When divorce seems to be the only solution, the next step can be a bewildering array of advice and â€˜I never even thought of thatâ€™ moments.
Usually friends or family will step in to advise and whilst their support can be invaluable during times of stress, itâ€™s always recommended to seek professional independent advice.
At such a difficult time, everyone involved needs time to adjust, particularly if you have children. That’s why it’s important to consider all the routes available to achieve a quick and cordial agreement, says Vanessa Fox, head of family law at hlw Keeble Hawson in Sheffield.
From April 22, as part of new legislation, couples will have to consider undergoing mediation sessions. Mediation is where both spouses meet in front of a qualified mediator with the aim of arriving at an amicable settlement. The meetings are confidential and without prejudice should an agreement not be reached
Collaborative law is similar to mediation, but both spouses have the benefit of their individual solicitors attending each meeting. Accountants, pension advisers and estate agents can also be involved. If the meetings fail, then the only option is court, however, new legal representation will have to be appointed.
When going through a separation or divorce, these are some of the issues you will have to consider:
Division of the family home â€“ If the house is in joint names you will need to look at separating your interests which may involve one party buying out the other or the property being put up for sale.
If you have been a stay-at-home parent and not worked, remember that the courts will usually give you time to adjust to living separately and will not expect you to return to work immediately.
All documents relating to your financial affairs should be taken with you if move out of the family home.
If you plan to move out the marital home make sure you take those possessions you would like to retain with you preferably with the agreement of your spouse. However, do not remove all the valuable items as this will be perceived in a negative light by the court.
If you and your spouse make an agreement then make sure you put it in writing. Although it will not be legally binding, it will help a court determine what your understanding and your spouse’s understanding was at the time.
Seek financial advice about taking out a mortgage, if you plan to buy a property, and about your pension, if you have one.
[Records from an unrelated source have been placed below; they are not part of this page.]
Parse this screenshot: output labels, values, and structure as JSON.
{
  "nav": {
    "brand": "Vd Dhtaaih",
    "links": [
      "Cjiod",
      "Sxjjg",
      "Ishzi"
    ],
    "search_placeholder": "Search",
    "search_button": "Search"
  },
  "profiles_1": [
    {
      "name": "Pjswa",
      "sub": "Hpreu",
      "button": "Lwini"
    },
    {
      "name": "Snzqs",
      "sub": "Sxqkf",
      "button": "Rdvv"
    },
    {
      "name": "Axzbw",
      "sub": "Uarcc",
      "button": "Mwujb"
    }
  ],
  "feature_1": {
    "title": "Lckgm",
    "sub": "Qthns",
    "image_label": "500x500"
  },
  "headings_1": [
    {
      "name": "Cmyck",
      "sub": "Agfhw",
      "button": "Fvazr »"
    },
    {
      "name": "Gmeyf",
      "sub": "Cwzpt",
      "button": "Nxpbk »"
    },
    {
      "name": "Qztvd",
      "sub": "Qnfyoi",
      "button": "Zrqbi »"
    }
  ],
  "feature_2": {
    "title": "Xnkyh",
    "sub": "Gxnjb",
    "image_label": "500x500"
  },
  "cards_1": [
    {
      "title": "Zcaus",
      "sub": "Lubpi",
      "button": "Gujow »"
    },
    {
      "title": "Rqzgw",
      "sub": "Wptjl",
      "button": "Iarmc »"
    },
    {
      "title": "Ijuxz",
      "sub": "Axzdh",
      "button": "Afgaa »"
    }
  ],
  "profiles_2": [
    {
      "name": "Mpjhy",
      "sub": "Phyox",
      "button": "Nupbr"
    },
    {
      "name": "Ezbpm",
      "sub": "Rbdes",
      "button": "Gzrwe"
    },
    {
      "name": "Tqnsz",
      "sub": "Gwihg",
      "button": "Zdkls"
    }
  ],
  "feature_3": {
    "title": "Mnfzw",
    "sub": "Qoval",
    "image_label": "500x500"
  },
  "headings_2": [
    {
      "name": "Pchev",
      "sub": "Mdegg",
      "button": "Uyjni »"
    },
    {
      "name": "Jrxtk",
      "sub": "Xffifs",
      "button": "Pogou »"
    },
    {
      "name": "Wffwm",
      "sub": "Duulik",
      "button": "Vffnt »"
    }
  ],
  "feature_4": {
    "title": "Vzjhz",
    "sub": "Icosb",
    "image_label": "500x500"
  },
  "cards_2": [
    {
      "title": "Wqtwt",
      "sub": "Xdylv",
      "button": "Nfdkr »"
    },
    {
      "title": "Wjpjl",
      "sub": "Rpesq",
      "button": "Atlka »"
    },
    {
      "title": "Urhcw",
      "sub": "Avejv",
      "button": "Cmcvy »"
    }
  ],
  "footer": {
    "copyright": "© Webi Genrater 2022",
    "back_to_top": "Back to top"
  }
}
Try not to involve your children in any disputes you may have with your spouse. They need to know that your separation is nothing to do with them and that you still love them.
This post was written by Vanessa Fox, head of family law at hlw Keeble Hawson.